Task item ▸ Look through the material beneath and copy each line with the word "name".

Data for analysis ▸

------------------------

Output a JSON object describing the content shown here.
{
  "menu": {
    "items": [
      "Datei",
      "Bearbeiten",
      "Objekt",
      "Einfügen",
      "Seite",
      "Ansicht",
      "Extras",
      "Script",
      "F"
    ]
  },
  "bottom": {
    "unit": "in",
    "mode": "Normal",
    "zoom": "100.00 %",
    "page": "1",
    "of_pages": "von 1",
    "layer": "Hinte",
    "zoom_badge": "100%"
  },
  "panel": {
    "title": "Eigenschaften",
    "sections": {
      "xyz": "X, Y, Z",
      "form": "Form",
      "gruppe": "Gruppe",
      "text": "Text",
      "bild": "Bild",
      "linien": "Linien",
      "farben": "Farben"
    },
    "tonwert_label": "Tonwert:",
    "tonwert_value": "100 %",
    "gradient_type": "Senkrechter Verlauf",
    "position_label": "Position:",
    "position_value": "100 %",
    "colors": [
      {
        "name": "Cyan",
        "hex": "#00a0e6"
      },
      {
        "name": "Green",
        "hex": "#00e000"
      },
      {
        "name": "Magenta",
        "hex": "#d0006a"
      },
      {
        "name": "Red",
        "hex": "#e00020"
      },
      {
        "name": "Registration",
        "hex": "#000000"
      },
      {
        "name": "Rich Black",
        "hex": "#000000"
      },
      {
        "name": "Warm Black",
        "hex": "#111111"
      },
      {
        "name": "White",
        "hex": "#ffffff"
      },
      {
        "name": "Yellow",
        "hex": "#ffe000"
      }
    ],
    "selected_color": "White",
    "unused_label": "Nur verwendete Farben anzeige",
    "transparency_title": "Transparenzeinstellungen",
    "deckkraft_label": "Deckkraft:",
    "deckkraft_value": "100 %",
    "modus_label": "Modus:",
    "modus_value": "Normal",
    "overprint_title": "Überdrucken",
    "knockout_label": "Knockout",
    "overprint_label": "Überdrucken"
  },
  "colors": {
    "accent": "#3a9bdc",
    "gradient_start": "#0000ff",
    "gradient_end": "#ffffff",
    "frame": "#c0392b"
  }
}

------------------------

Solved problem ▸
        "name": "Cyan",
        "name": "Green",
        "name": "Magenta",
        "name": "Red",
        "name": "Registration",
        "name": "Rich Black",
        "name": "Warm Black",
        "name": "White",
        "name": "Yellow",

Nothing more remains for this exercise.